Brazil's Foreign Ministry demanded an explanation for the "lamentable error" which saw 27-year-old electrician Jean Charles de Menezes pursued through a railway station before being cornered and shot repeatedly in the head.
British Muslim groups called for a public inquiry into the shooting, worried that the Asian ethnic origin of some of the bombers could see Muslims targeted by police.
But newspapers and London's mayor called for understanding.
The carnage of the 7 July bombings, in which four attackers and 52 others died, and the near-miss on Thursday when bombs used in a repeat attack seemingly failed to explode properly, meant police faced an impossible situation, they said.
Terrified train passengers scattered in panic on Friday morning as plain-clothed police pursued Menezes who, relatives said, was going to work through Stockwell Underground station in south London.
Shot five times
Witnesses said the Brazilian fell to the floor in a train carriage before a policeman standing directly above the man shot him five times in the head.
"For somebody to lose their life in such circumstances is a tragedy and one that the Metropolitan Police Service regrets," London's police force said on Saturday in their first admission they had killed an innocent man.
Initially, police said Menezes was linked to Thursday's attacks, noting that he was wearing a thick coat on a warm summer day, prompting fears he could be carrying explosives.
"How can you shoot someone on mere suspicion? You can't even put someone in prison on suspicion, how can you kill them like that?"
Massoud Shadjareh, head of the London-based Islamic Human Rights Commission
Massoud Shadjareh, head of the London-based Islamic Human Rights Commission, called for a full public inquiry.
"How can you shoot someone on mere suspicion?
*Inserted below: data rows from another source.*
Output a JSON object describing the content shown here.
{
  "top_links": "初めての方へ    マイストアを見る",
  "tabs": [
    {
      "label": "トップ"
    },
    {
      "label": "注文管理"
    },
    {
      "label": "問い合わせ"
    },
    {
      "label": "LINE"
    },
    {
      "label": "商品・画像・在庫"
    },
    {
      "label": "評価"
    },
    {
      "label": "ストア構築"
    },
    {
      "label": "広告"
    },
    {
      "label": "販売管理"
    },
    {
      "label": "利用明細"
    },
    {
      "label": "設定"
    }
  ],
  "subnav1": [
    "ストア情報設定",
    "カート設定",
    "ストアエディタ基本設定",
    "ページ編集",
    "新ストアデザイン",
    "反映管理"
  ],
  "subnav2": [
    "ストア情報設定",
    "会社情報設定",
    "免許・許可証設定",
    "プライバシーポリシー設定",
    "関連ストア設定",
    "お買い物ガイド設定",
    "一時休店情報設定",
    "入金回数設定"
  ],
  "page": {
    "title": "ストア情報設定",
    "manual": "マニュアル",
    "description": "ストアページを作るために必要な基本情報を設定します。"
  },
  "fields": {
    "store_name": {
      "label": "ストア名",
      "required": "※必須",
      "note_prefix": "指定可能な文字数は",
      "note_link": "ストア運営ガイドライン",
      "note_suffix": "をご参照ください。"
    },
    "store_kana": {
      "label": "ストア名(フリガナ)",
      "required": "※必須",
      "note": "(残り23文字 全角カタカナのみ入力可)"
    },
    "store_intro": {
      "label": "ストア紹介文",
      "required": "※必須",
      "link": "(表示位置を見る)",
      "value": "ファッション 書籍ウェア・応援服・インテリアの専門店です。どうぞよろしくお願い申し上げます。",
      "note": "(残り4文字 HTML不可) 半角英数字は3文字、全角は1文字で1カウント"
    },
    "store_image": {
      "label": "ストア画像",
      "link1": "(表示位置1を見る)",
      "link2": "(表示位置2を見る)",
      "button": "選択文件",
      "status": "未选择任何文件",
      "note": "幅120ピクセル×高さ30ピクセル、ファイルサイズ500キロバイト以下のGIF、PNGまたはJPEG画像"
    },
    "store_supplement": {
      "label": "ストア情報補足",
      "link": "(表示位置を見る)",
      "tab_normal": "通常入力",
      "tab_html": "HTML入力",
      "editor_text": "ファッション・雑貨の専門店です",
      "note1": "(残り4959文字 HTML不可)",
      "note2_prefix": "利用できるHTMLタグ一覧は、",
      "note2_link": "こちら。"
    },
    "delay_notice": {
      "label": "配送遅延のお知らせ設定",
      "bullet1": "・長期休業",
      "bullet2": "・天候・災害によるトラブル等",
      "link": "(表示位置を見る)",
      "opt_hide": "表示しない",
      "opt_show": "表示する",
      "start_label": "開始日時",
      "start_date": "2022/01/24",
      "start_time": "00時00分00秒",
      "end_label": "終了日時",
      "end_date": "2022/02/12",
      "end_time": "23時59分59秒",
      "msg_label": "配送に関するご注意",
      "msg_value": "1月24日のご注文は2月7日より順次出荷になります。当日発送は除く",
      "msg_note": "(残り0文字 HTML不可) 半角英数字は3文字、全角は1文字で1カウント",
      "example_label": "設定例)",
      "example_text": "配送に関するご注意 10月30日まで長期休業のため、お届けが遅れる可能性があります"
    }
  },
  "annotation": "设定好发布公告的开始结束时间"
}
You can't even put someone in prison on suspicion, how can you kill them like that?" he said.
"This is very frightening, people will be afraid to walk the streets now," said Azzam Tamimi from the Muslim Association of Britain.
However, London's mayor Ken Livingstone said police had done "what they believed necessary to protect the lives of the public".